RECORD EXCERPTS: Begin

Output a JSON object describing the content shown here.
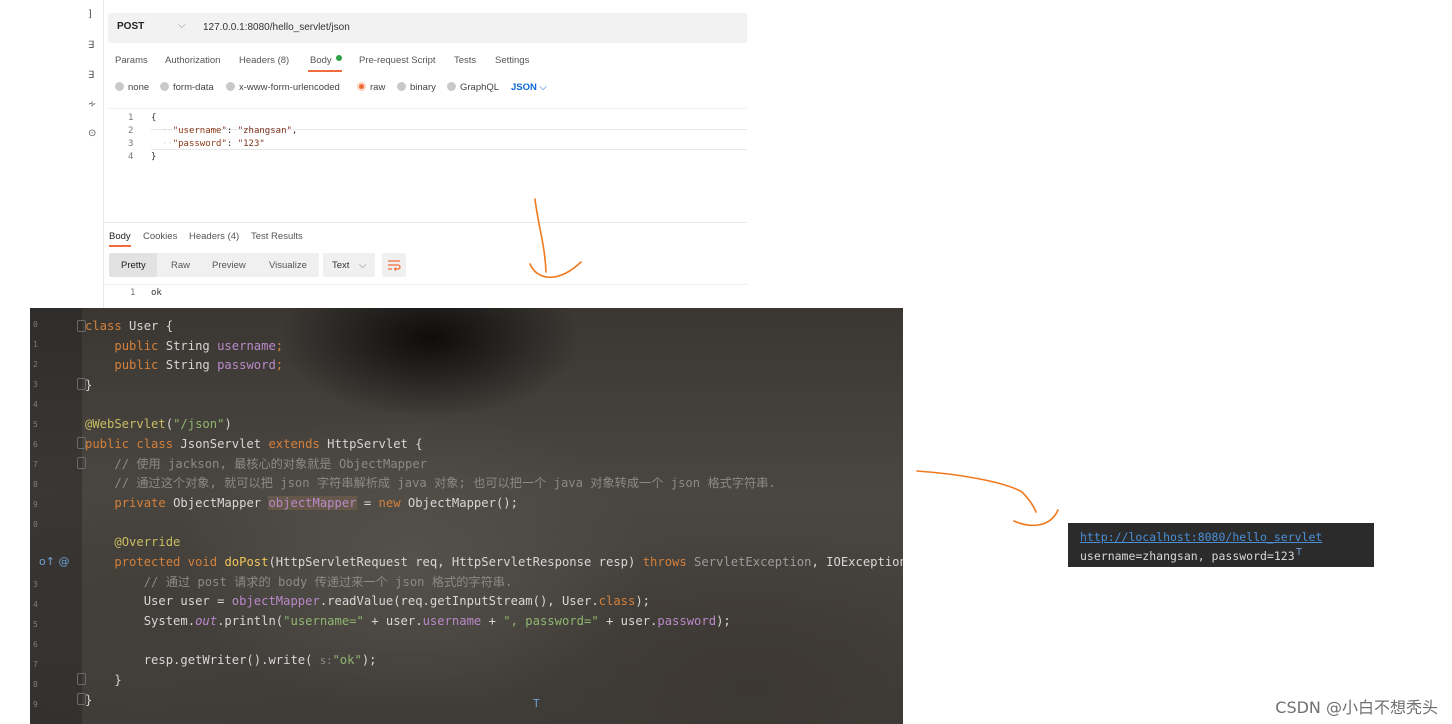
{
  "request": {
    "method": "POST",
    "url": "127.0.0.1:8080/hello_servlet/json",
    "tabs": {
      "params": "Params",
      "authorization": "Authorization",
      "headers": "Headers",
      "headers_count": "(8)",
      "body": "Body",
      "prerequest": "Pre-request Script",
      "tests": "Tests",
      "settings": "Settings"
    },
    "body_types": {
      "none": "none",
      "form_data": "form-data",
      "urlencoded": "x-www-form-urlencoded",
      "raw": "raw",
      "binary": "binary",
      "graphql": "GraphQL",
      "format": "JSON"
    },
    "editor": {
      "line_numbers": [
        "1",
        "2",
        "3",
        "4"
      ],
      "open_brace": "{",
      "username_key": "\"username\"",
      "username_value": "\"zhangsan\"",
      "password_key": "\"password\"",
      "password_value": "\"123\"",
      "close_brace": "}"
    }
  },
  "response": {
    "tabs": {
      "body": "Body",
      "cookies": "Cookies",
      "headers": "Headers",
      "headers_count": "(4)",
      "test_results": "Test Results"
    },
    "views": {
      "pretty": "Pretty",
      "raw": "Raw",
      "preview": "Preview",
      "visualize": "Visualize"
    },
    "format": "Text",
    "line_number": "1",
    "body_text": "ok"
  },
  "code": {
    "l1_kw": "class",
    "l1_name": " User {",
    "l2_kw": "public",
    "l2_type": " String ",
    "l2_field": "username",
    "l3_kw": "public",
    "l3_type": " String ",
    "l3_field": "password",
    "l4": "}",
    "l6_ann": "@WebServlet",
    "l6_arg": "\"/json\"",
    "l7_kw1": "public class",
    "l7_name": " JsonServlet ",
    "l7_kw2": "extends",
    "l7_super": " HttpServlet {",
    "l8_comment": "// 使用 jackson, 最核心的对象就是 ObjectMapper",
    "l9_comment": "// 通过这个对象, 就可以把 json 字符串解析成 java 对象; 也可以把一个 java 对象转成一个 json 格式字符串.",
    "l10_kw": "private",
    "l10_type": " ObjectMapper ",
    "l10_field": "objectMapper",
    "l10_eq": " = ",
    "l10_new": "new",
    "l10_ctor": " ObjectMapper();",
    "l12_ann": "@Override",
    "l13_kw": "protected void",
    "l13_fn": "doPost",
    "l13_params": "(HttpServletRequest req, HttpServletResponse resp) ",
    "l13_throws": "throws",
    "l13_exc1": " ServletException",
    "l13_exc2": ", IOException {",
    "l14_comment": "// 通过 post 请求的 body 传递过来一个 json 格式的字符串.",
    "l15_a": "User user = ",
    "l15_field": "objectMapper",
    "l15_b": ".readValue(req.getInputStream(), User.",
    "l15_kw": "class",
    "l15_c": ");",
    "l16_a": "System.",
    "l16_out": "out",
    "l16_b": ".println(",
    "l16_s1": "\"username=\"",
    "l16_c": " + user.",
    "l16_f1": "username",
    "l16_d": " + ",
    "l16_s2": "\", password=\"",
    "l16_e": " + user.",
    "l16_f2": "password",
    "l16_f": ");",
    "l18_a": "resp.getWriter().write(",
    "l18_hint": "s:",
    "l18_s": "\"ok\"",
    "l18_b": ");",
    "l19": "}",
    "l20": "}",
    "gutter_icons": "o↑ @"
  },
  "console": {
    "link": "http://localhost:8080/hello_servlet",
    "output": "username=zhangsan, password=123"
  },
  "watermark": "CSDN @小白不想秃头",
  "colors": {
    "accent_orange": "#f26b3a",
    "annotation_orange": "#f07a1f",
    "link_blue": "#4a8fd6"
  }
}
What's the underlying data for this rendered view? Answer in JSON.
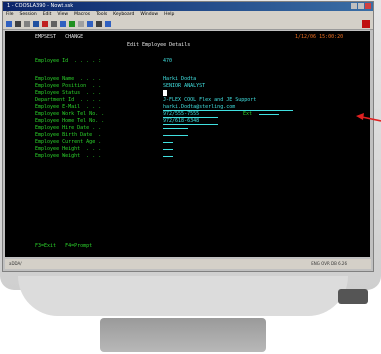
{
  "window": {
    "title": "1 - COOSLA390 - Nowt.ssk",
    "menu": [
      "File",
      "Session",
      "Edit",
      "View",
      "Macros",
      "Tools",
      "Keyboard",
      "Window",
      "Help"
    ]
  },
  "terminal": {
    "top_left": "EMPSEST   CHANGE",
    "top_right": "1/12/06 15:00:20",
    "heading": "Edit Employee Details",
    "employee_id_label": "Employee Id  . . . . :",
    "employee_id_value": "470",
    "fields": [
      {
        "label": "Employee Name  . . . .",
        "value": "Harki Dodta"
      },
      {
        "label": "Employee Position  . .",
        "value": "SENIOR ANALYST"
      },
      {
        "label": "Employee Status  . . .",
        "value": ""
      },
      {
        "label": "Department Id  . . . .",
        "value": "J-FLEX COOL Flex and JE Support"
      },
      {
        "label": "Employee E-Mail  . . .",
        "value": "harki.Dodta@sterling.com"
      },
      {
        "label": "Employee Work Tel No. .",
        "value": "972/555-7555",
        "ext_label": "Ext",
        "ext_value": ""
      },
      {
        "label": "Employee Home Tel No. .",
        "value": "972/618-6348"
      },
      {
        "label": "Employee Hire Date . .",
        "value": ""
      },
      {
        "label": "Employee Birth Date  .",
        "value": ""
      },
      {
        "label": "Employee Current Age .",
        "value": ""
      },
      {
        "label": "Employee Height  . . .",
        "value": ""
      },
      {
        "label": "Employee Weight  . . .",
        "value": ""
      }
    ],
    "function_keys": "F3=Exit   F4=Prompt"
  },
  "statusbar": {
    "left": "aDDA/",
    "right": "ENG  OVR  DB 6.26"
  },
  "colors": {
    "terminal_bg": "#000000",
    "label_green": "#2bd42b",
    "value_cyan": "#40e0e0",
    "arrow_red": "#e02020"
  }
}
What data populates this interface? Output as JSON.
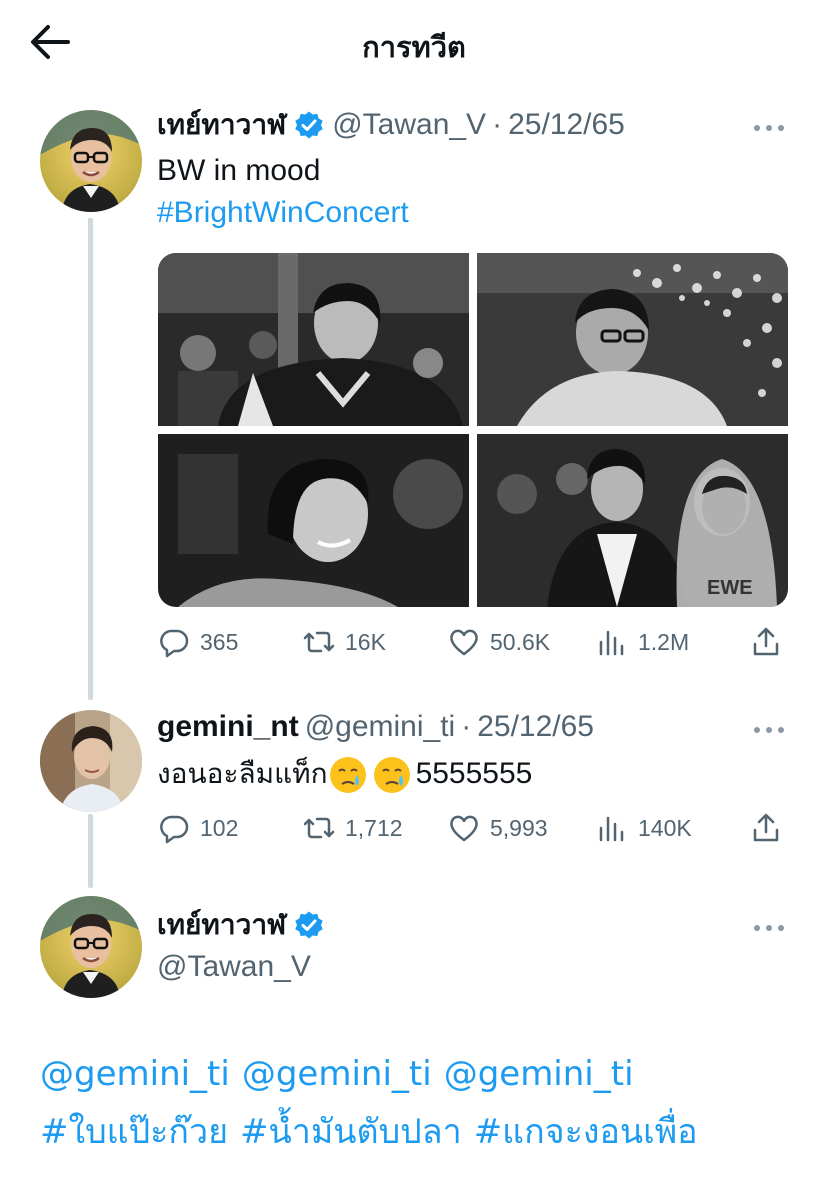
{
  "header": {
    "title": "การทวีต"
  },
  "main_tweet": {
    "display_name": "เทย์ทาวาฬ",
    "handle": "@Tawan_V",
    "separator": "·",
    "time": "25/12/65",
    "text": "BW in mood",
    "hashtag": "#BrightWinConcert",
    "stats": {
      "replies": "365",
      "retweets": "16K",
      "likes": "50.6K",
      "views": "1.2M"
    }
  },
  "reply_tweet": {
    "display_name": "gemini_nt",
    "handle": "@gemini_ti",
    "separator": "·",
    "time": "25/12/65",
    "text": "งอนอะลืมแท็ก",
    "text_suffix": "5555555",
    "stats": {
      "replies": "102",
      "retweets": "1,712",
      "likes": "5,993",
      "views": "140K"
    }
  },
  "focus_tweet": {
    "display_name": "เทย์ทาวาฬ",
    "handle": "@Tawan_V",
    "mentions": [
      "@gemini_ti",
      "@gemini_ti",
      "@gemini_ti"
    ],
    "hashtags": [
      "#ใบแป๊ะก๊วย",
      "#น้ำมันตับปลา",
      "#แกจะงอนเพื่อ"
    ]
  },
  "icons": {
    "back": "arrow-left-icon",
    "verified": "verified-badge-icon",
    "more": "more-dots-icon",
    "reply": "reply-icon",
    "retweet": "retweet-icon",
    "like": "heart-icon",
    "views": "views-bar-icon",
    "share": "share-icon",
    "emoji": "crying-face-emoji"
  },
  "colors": {
    "link": "#1d9bf0",
    "verified": "#1d9bf0",
    "secondary_text": "#536471",
    "thread_line": "#cfd9de"
  }
}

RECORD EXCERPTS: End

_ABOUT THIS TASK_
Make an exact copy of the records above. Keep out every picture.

_SOLUTION TO THE PROBLEM_
Output a JSON object describing the content shown here.
{
  "request": {
    "method": "POST",
    "url": "127.0.0.1:8080/hello_servlet/json",
    "tabs": {
      "params": "Params",
      "authorization": "Authorization",
      "headers": "Headers",
      "headers_count": "(8)",
      "body": "Body",
      "prerequest": "Pre-request Script",
      "tests": "Tests",
      "settings": "Settings"
    },
    "body_types": {
      "none": "none",
      "form_data": "form-data",
      "urlencoded": "x-www-form-urlencoded",
      "raw": "raw",
      "binary": "binary",
      "graphql": "GraphQL",
      "format": "JSON"
    },
    "editor": {
      "line_numbers": [
        "1",
        "2",
        "3",
        "4"
      ],
      "open_brace": "{",
      "username_key": "\"username\"",
      "username_value": "\"zhangsan\"",
      "password_key": "\"password\"",
      "password_value": "\"123\"",
      "close_brace": "}"
    }
  },
  "response": {
    "tabs": {
      "body": "Body",
      "cookies": "Cookies",
      "headers": "Headers",
      "headers_count": "(4)",
      "test_results": "Test Results"
    },
    "views": {
      "pretty": "Pretty",
      "raw": "Raw",
      "preview": "Preview",
      "visualize": "Visualize"
    },
    "format": "Text",
    "line_number": "1",
    "body_text": "ok"
  },
  "code": {
    "l1_kw": "class",
    "l1_name": " User {",
    "l2_kw": "public",
    "l2_type": " String ",
    "l2_field": "username",
    "l3_kw": "public",
    "l3_type": " String ",
    "l3_field": "password",
    "l4": "}",
    "l6_ann": "@WebServlet",
    "l6_arg": "\"/json\"",
    "l7_kw1": "public class",
    "l7_name": " JsonServlet ",
    "l7_kw2": "extends",
    "l7_super": " HttpServlet {",
    "l8_comment": "// 使用 jackson, 最核心的对象就是 ObjectMapper",
    "l9_comment": "// 通过这个对象, 就可以把 json 字符串解析成 java 对象; 也可以把一个 java 对象转成一个 json 格式字符串.",
    "l10_kw": "private",
    "l10_type": " ObjectMapper ",
    "l10_field": "objectMapper",
    "l10_eq": " = ",
    "l10_new": "new",
    "l10_ctor": " ObjectMapper();",
    "l12_ann": "@Override",
    "l13_kw": "protected void",
    "l13_fn": "doPost",
    "l13_params": "(HttpServletRequest req, HttpServletResponse resp) ",
    "l13_throws": "throws",
    "l13_exc1": " ServletException",
    "l13_exc2": ", IOException {",
    "l14_comment": "// 通过 post 请求的 body 传递过来一个 json 格式的字符串.",
    "l15_a": "User user = ",
    "l15_field": "objectMapper",
    "l15_b": ".readValue(req.getInputStream(), User.",
    "l15_kw": "class",
    "l15_c": ");",
    "l16_a": "System.",
    "l16_out": "out",
    "l16_b": ".println(",
    "l16_s1": "\"username=\"",
    "l16_c": " + user.",
    "l16_f1": "username",
    "l16_d": " + ",
    "l16_s2": "\", password=\"",
    "l16_e": " + user.",
    "l16_f2": "password",
    "l16_f": ");",
    "l18_a": "resp.getWriter().write(",
    "l18_hint": "s:",
    "l18_s": "\"ok\"",
    "l18_b": ");",
    "l19": "}",
    "l20": "}",
    "gutter_icons": "o↑ @"
  },
  "console": {
    "link": "http://localhost:8080/hello_servlet",
    "output": "username=zhangsan, password=123"
  },
  "watermark": "CSDN @小白不想秃头",
  "colors": {
    "accent_orange": "#f26b3a",
    "annotation_orange": "#f07a1f",
    "link_blue": "#4a8fd6"
  }
}
What's the underlying data for this rendered view? Answer in JSON.
{
  "window": {
    "title": "1 - COOSLA390 - Nowt.ssk",
    "menu": [
      "File",
      "Session",
      "Edit",
      "View",
      "Macros",
      "Tools",
      "Keyboard",
      "Window",
      "Help"
    ]
  },
  "terminal": {
    "top_left": "EMPSEST   CHANGE",
    "top_right": "1/12/06 15:00:20",
    "heading": "Edit Employee Details",
    "employee_id_label": "Employee Id  . . . . :",
    "employee_id_value": "470",
    "fields": [
      {
        "label": "Employee Name  . . . .",
        "value": "Harki Dodta"
      },
      {
        "label": "Employee Position  . .",
        "value": "SENIOR ANALYST"
      },
      {
        "label": "Employee Status  . . .",
        "value": ""
      },
      {
        "label": "Department Id  . . . .",
        "value": "J-FLEX COOL Flex and JE Support"
      },
      {
        "label": "Employee E-Mail  . . .",
        "value": "harki.Dodta@sterling.com"
      },
      {
        "label": "Employee Work Tel No. .",
        "value": "972/555-7555",
        "ext_label": "Ext",
        "ext_value": ""
      },
      {
        "label": "Employee Home Tel No. .",
        "value": "972/618-6348"
      },
      {
        "label": "Employee Hire Date . .",
        "value": ""
      },
      {
        "label": "Employee Birth Date  .",
        "value": ""
      },
      {
        "label": "Employee Current Age .",
        "value": ""
      },
      {
        "label": "Employee Height  . . .",
        "value": ""
      },
      {
        "label": "Employee Weight  . . .",
        "value": ""
      }
    ],
    "function_keys": "F3=Exit   F4=Prompt"
  },
  "statusbar": {
    "left": "aDDA/",
    "right": "ENG  OVR  DB 6.26"
  },
  "colors": {
    "terminal_bg": "#000000",
    "label_green": "#2bd42b",
    "value_cyan": "#40e0e0",
    "arrow_red": "#e02020"
  }
}
What data populates this interface? Output as JSON.
{
  "header": {
    "title": "การทวีต"
  },
  "main_tweet": {
    "display_name": "เทย์ทาวาฬ",
    "handle": "@Tawan_V",
    "separator": "·",
    "time": "25/12/65",
    "text": "BW in mood",
    "hashtag": "#BrightWinConcert",
    "stats": {
      "replies": "365",
      "retweets": "16K",
      "likes": "50.6K",
      "views": "1.2M"
    }
  },
  "reply_tweet": {
    "display_name": "gemini_nt",
    "handle": "@gemini_ti",
    "separator": "·",
    "time": "25/12/65",
    "text": "งอนอะลืมแท็ก",
    "text_suffix": "5555555",
    "stats": {
      "replies": "102",
      "retweets": "1,712",
      "likes": "5,993",
      "views": "140K"
    }
  },
  "focus_tweet": {
    "display_name": "เทย์ทาวาฬ",
    "handle": "@Tawan_V",
    "mentions": [
      "@gemini_ti",
      "@gemini_ti",
      "@gemini_ti"
    ],
    "hashtags": [
      "#ใบแป๊ะก๊วย",
      "#น้ำมันตับปลา",
      "#แกจะงอนเพื่อ"
    ]
  },
  "icons": {
    "back": "arrow-left-icon",
    "verified": "verified-badge-icon",
    "more": "more-dots-icon",
    "reply": "reply-icon",
    "retweet": "retweet-icon",
    "like": "heart-icon",
    "views": "views-bar-icon",
    "share": "share-icon",
    "emoji": "crying-face-emoji"
  },
  "colors": {
    "link": "#1d9bf0",
    "verified": "#1d9bf0",
    "secondary_text": "#536471",
    "thread_line": "#cfd9de"
  }
}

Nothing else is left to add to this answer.